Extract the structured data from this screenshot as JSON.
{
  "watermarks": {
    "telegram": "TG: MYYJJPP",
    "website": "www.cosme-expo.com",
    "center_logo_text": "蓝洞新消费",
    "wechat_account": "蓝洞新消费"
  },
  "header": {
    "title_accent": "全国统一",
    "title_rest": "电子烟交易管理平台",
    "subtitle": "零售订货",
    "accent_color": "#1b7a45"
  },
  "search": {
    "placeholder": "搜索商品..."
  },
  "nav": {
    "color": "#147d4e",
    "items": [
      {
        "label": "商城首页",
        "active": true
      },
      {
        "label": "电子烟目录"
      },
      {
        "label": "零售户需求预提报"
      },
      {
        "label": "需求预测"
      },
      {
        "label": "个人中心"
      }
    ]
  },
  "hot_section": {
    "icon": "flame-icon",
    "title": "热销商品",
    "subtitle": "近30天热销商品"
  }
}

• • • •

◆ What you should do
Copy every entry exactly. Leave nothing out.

◆ Expected answer
Extract the structured data from this screenshot as JSON.
{
  "watermarks": {
    "telegram": "TG: MYYJJPP",
    "website": "www.cosme-expo.com",
    "center_logo_text": "蓝洞新消费",
    "wechat_account": "蓝洞新消费"
  },
  "header": {
    "title_accent": "全国统一",
    "title_rest": "电子烟交易管理平台",
    "subtitle": "零售订货",
    "accent_color": "#1b7a45"
  },
  "search": {
    "placeholder": "搜索商品..."
  },
  "nav": {
    "color": "#147d4e",
    "items": [
      {
        "label": "商城首页",
        "active": true
      },
      {
        "label": "电子烟目录"
      },
      {
        "label": "零售户需求预提报"
      },
      {
        "label": "需求预测"
      },
      {
        "label": "个人中心"
      }
    ]
  },
  "hot_section": {
    "icon": "flame-icon",
    "title": "热销商品",
    "subtitle": "近30天热销商品"
  }
}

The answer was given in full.